Information supplied: Begin

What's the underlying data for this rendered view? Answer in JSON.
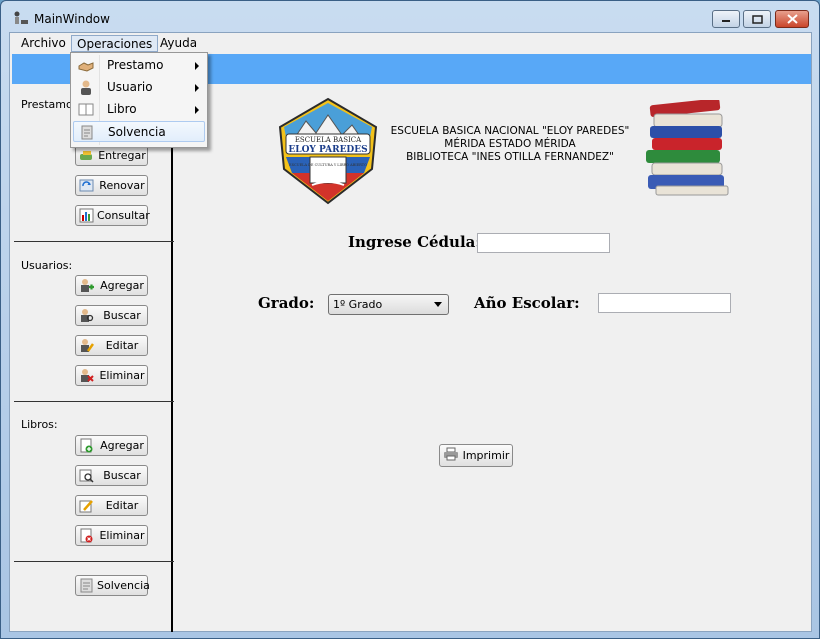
{
  "window": {
    "title": "MainWindow"
  },
  "menubar": {
    "items": [
      "Archivo",
      "Operaciones",
      "Ayuda"
    ],
    "active": "Operaciones"
  },
  "operaciones_menu": {
    "items": [
      {
        "label": "Prestamo",
        "submenu": true,
        "icon": "handshake-icon"
      },
      {
        "label": "Usuario",
        "submenu": true,
        "icon": "user-icon"
      },
      {
        "label": "Libro",
        "submenu": true,
        "icon": "book-icon"
      },
      {
        "label": "Solvencia",
        "submenu": false,
        "icon": "document-icon"
      }
    ]
  },
  "sidebar": {
    "prestamo": {
      "label": "Prestamo:",
      "buttons": [
        "Entregar",
        "Renovar",
        "Consultar"
      ]
    },
    "usuarios": {
      "label": "Usuarios:",
      "buttons": [
        "Agregar",
        "Buscar",
        "Editar",
        "Eliminar"
      ]
    },
    "libros": {
      "label": "Libros:",
      "buttons": [
        "Agregar",
        "Buscar",
        "Editar",
        "Eliminar"
      ]
    },
    "solvencia": {
      "button": "Solvencia"
    }
  },
  "header": {
    "line1": "ESCUELA BASICA NACIONAL \"ELOY PAREDES\"",
    "line2": "MÉRIDA ESTADO MÉRIDA",
    "line3": "BIBLIOTECA \"INES OTILLA FERNANDEZ\"",
    "crest_top": "ESCUELA BASICA",
    "crest_name": "ELOY PAREDES",
    "crest_book": "ESCUELA DE CULTURA Y LIBRO ABIERTO"
  },
  "form": {
    "cedula_label": "Ingrese Cédula:",
    "cedula_value": "",
    "grado_label": "Grado:",
    "grado_selected": "1º Grado",
    "anio_label": "Año Escolar:",
    "anio_value": "",
    "print_button": "Imprimir"
  },
  "colors": {
    "accent_bar": "#58a8f7",
    "title_bar": "#b9d1ea"
  }
}
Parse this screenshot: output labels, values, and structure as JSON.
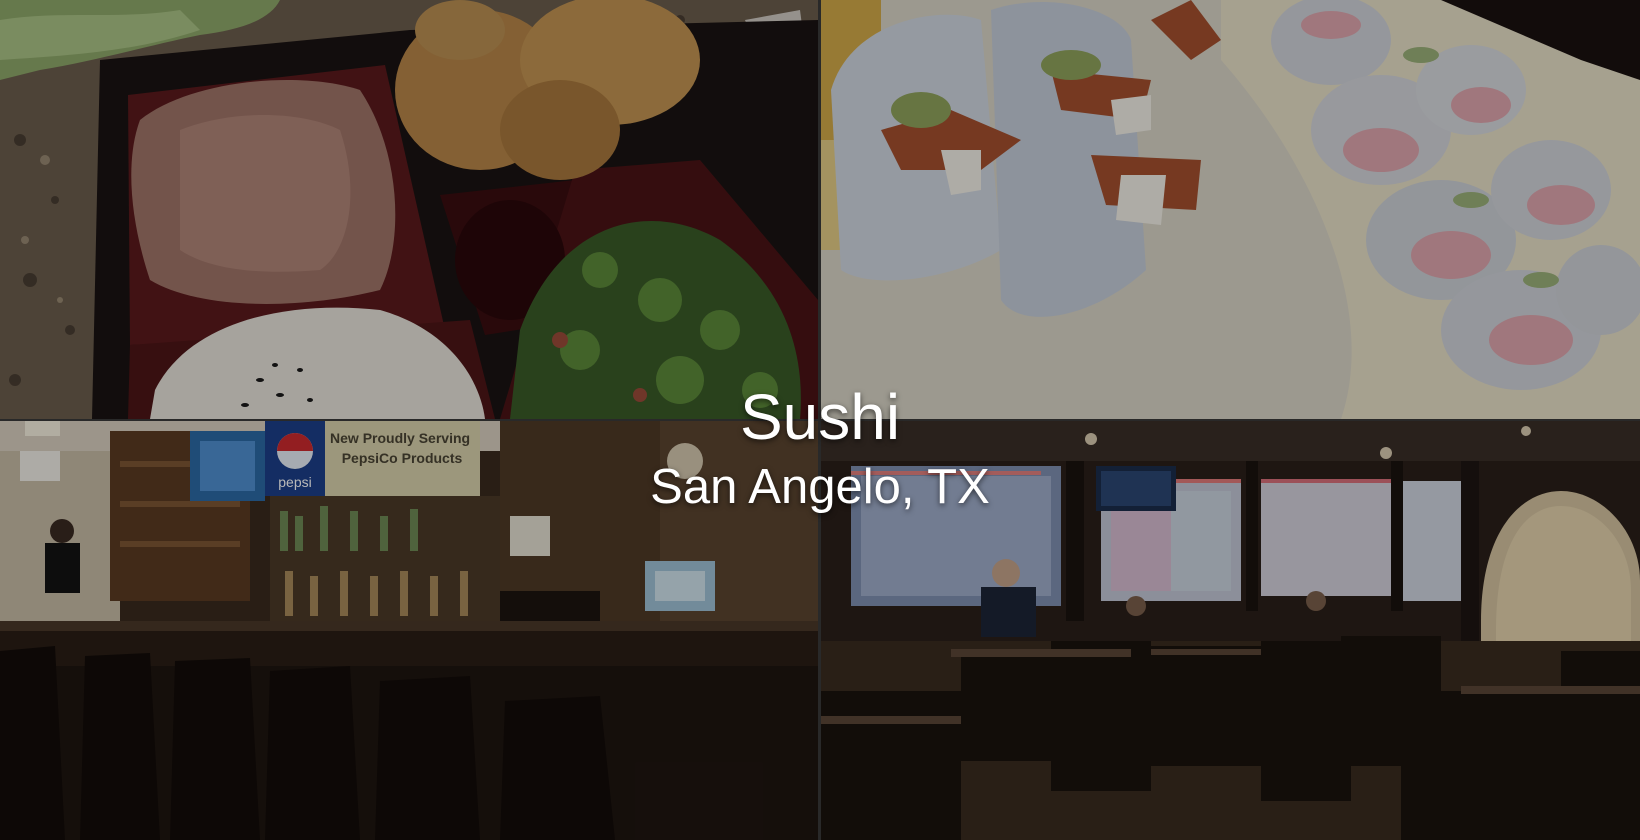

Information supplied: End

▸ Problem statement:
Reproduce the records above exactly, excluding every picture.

▸ Response below:
What's the underlying data for this rendered view? Answer in JSON.
{
  "window": {
    "title": "MainWindow"
  },
  "menubar": {
    "items": [
      "Archivo",
      "Operaciones",
      "Ayuda"
    ],
    "active": "Operaciones"
  },
  "operaciones_menu": {
    "items": [
      {
        "label": "Prestamo",
        "submenu": true,
        "icon": "handshake-icon"
      },
      {
        "label": "Usuario",
        "submenu": true,
        "icon": "user-icon"
      },
      {
        "label": "Libro",
        "submenu": true,
        "icon": "book-icon"
      },
      {
        "label": "Solvencia",
        "submenu": false,
        "icon": "document-icon"
      }
    ]
  },
  "sidebar": {
    "prestamo": {
      "label": "Prestamo:",
      "buttons": [
        "Entregar",
        "Renovar",
        "Consultar"
      ]
    },
    "usuarios": {
      "label": "Usuarios:",
      "buttons": [
        "Agregar",
        "Buscar",
        "Editar",
        "Eliminar"
      ]
    },
    "libros": {
      "label": "Libros:",
      "buttons": [
        "Agregar",
        "Buscar",
        "Editar",
        "Eliminar"
      ]
    },
    "solvencia": {
      "button": "Solvencia"
    }
  },
  "header": {
    "line1": "ESCUELA BASICA NACIONAL \"ELOY PAREDES\"",
    "line2": "MÉRIDA ESTADO MÉRIDA",
    "line3": "BIBLIOTECA \"INES OTILLA FERNANDEZ\"",
    "crest_top": "ESCUELA BASICA",
    "crest_name": "ELOY PAREDES",
    "crest_book": "ESCUELA DE CULTURA Y LIBRO ABIERTO"
  },
  "form": {
    "cedula_label": "Ingrese Cédula:",
    "cedula_value": "",
    "grado_label": "Grado:",
    "grado_selected": "1º Grado",
    "anio_label": "Año Escolar:",
    "anio_value": "",
    "print_button": "Imprimir"
  },
  "colors": {
    "accent_bar": "#58a8f7",
    "title_bar": "#b9d1ea"
  }
}
Parse this screenshot: output labels, values, and structure as JSON.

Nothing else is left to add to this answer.